Security and Safety

Google autonomous car strikes Calif. city bus

Posted on March 1, 2016

Roman Boed
Roman Boed

MOUNTAIN VIEW, Calif. — Alphabet Inc.'s Google said it bears "some responsibility" after one of its self-driving cars struck a municipal bus in a minor crash earlier this month, Reuters reports.

In a Feb. 23 report filed with California regulators, Google said the crash took place in Mountain View on Feb. 14 when a self-driving Lexus RX450h sought to get around some sandbags in a wide lane. The vehicle and the test driver "believed the bus would slow or allow the Google (autonomous vehicle) to continue." Google said in the filing the autonomous vehicle was traveling at less than 2 miles per hour, while the bus was moving at about 15 miles per hour.

The crash may be the first case of one of its autonomous cars hitting another vehicle and the fault of the self-driving car. The Mountain View, California-based Internet search leader said it made changes to its software after the crash to avoid future incidents. For the full story, click here.

To view the DMV report, click here.

View comments or post a comment on this story. (0 Comments)

More News

L.A. Metro launches sexual harassment counseling hotline

The 24/7 hotline will be staffed by counselors from the community advocacy organization Peace Over Violence, which has 45 years of experience counseling victims of sexual abuse in Los Angeles County.

Nobody injured after NJ Transit light railcar catches fire

The train was removed from the tracks within two hours of the fire, but the mishap caused residual delays of 30 minutes for northbound trains and an hour southbound.

TTC considering cameras to improve streetcar safety
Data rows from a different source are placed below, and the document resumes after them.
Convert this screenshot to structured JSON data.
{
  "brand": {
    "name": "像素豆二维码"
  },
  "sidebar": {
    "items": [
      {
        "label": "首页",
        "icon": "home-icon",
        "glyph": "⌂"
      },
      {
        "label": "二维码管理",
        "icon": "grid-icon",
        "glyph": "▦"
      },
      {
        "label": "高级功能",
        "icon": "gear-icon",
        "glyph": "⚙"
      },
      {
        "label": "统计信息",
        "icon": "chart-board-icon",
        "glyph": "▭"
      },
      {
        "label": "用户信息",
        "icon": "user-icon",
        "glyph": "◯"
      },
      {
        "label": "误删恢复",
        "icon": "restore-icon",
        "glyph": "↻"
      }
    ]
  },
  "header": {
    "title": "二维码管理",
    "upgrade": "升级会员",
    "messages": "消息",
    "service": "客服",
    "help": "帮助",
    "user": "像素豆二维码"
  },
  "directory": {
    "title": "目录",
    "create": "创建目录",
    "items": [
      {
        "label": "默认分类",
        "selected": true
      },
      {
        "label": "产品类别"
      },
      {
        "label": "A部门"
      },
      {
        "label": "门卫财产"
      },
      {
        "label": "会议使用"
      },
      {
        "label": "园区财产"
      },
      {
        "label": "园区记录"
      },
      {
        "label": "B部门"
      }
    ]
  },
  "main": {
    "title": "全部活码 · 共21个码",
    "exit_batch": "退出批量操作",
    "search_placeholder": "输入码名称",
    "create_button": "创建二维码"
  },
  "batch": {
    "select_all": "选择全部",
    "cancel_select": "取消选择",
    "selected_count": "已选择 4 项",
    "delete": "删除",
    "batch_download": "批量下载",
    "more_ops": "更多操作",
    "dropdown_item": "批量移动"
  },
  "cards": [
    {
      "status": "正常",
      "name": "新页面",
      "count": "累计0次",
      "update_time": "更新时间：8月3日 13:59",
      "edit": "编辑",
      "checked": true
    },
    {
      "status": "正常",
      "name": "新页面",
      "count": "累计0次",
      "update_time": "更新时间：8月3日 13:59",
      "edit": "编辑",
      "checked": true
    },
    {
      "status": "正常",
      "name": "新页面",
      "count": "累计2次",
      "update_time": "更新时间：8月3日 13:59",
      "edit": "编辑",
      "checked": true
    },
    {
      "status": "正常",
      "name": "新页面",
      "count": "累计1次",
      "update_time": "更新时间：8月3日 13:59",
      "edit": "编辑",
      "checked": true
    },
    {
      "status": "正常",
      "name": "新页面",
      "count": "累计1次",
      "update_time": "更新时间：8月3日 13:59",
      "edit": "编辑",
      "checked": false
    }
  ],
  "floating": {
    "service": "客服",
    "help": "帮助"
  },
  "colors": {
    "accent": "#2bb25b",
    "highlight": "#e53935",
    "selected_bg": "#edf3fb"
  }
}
Similar to red light cameras, the cameras would capture license plates, allowing vehicle owners to be issued a fine for violating the Highway Traffic Act — $110 and three demerit points.

New NJ Transit fatigue assessment program temporarily removes 11 workers

The effort by the transit agency comes on the heels of September’s accident, which killed one person standing on a platform and injured more than 100 others. It was later revealed the engineer in that crash suffered from sleep apnea, a fatigue-inducing disorder.

SEPTA joins federal Confidential Close Call Reporting System

Joins Amtrak, New Jersey Transit, Chicago’s Metra, MBTA/Keolis, Long Island Railroad, Metro North, and Pa.’s Strasburg Railroad as carriers that use the system.

See More News

Post a Comment

Post Comment

Comments (0)

More From The World's Largest Fleet Publisher

Automotive Fleet

The Car and truck fleet and leasing management magazine

Business Fleet

managing 10-50 company vehicles

Fleet Financials

Executive vehicle management

Government Fleet

managing public sector vehicles & equipment

TruckingInfo.com

THE COMMERCIAL TRUCK INDUSTRY’S MOST IN-DEPTH INFORMATION SOURCE

Work Truck Magazine

The number 1 resource for vocational truck fleets

Schoolbus Fleet

Serving school transportation professionals in the U.S. and Canada

LCT Magazine

Global Resource For Limousine and Bus Transportation

Please sign in or register to .    Close